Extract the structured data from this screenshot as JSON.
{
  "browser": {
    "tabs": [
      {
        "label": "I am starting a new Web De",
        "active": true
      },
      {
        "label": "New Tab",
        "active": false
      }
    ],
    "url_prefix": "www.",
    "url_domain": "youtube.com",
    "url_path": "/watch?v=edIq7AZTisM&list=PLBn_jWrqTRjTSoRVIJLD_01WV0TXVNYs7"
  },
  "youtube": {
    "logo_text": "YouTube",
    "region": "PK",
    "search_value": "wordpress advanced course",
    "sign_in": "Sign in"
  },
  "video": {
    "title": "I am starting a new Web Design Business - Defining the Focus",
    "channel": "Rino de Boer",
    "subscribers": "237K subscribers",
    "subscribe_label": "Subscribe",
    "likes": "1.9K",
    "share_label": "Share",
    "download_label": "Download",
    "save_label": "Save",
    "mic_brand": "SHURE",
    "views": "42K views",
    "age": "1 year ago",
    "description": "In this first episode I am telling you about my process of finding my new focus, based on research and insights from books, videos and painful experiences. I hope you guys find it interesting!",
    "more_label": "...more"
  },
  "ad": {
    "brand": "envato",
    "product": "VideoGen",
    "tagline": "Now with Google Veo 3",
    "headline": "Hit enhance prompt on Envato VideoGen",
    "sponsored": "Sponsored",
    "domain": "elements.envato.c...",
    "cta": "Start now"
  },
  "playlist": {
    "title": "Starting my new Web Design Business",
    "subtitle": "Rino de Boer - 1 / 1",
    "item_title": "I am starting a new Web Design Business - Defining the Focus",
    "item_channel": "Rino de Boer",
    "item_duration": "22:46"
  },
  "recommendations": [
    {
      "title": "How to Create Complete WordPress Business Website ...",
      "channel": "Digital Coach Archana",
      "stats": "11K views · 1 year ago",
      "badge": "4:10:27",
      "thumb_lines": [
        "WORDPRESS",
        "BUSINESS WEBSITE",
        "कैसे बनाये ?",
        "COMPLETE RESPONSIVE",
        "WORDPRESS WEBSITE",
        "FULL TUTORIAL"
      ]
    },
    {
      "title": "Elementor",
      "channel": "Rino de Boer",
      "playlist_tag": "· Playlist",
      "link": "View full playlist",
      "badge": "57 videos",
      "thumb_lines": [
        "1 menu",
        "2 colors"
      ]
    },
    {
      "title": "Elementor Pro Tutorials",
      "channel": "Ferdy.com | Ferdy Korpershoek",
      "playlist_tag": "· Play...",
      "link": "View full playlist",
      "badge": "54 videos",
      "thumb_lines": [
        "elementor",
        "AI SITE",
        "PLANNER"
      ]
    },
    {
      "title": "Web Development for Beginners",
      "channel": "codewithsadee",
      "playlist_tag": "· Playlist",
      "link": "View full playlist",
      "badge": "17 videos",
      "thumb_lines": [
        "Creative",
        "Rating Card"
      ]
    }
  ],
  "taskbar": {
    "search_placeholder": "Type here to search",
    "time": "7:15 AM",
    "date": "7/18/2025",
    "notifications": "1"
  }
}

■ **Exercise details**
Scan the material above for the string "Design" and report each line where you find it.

■ **Problem solution**
    "title": "I am starting a new Web Design Business - Defining the Focus",
    "title": "Starting my new Web Design Business",
    "item_title": "I am starting a new Web Design Business - Defining the Focus",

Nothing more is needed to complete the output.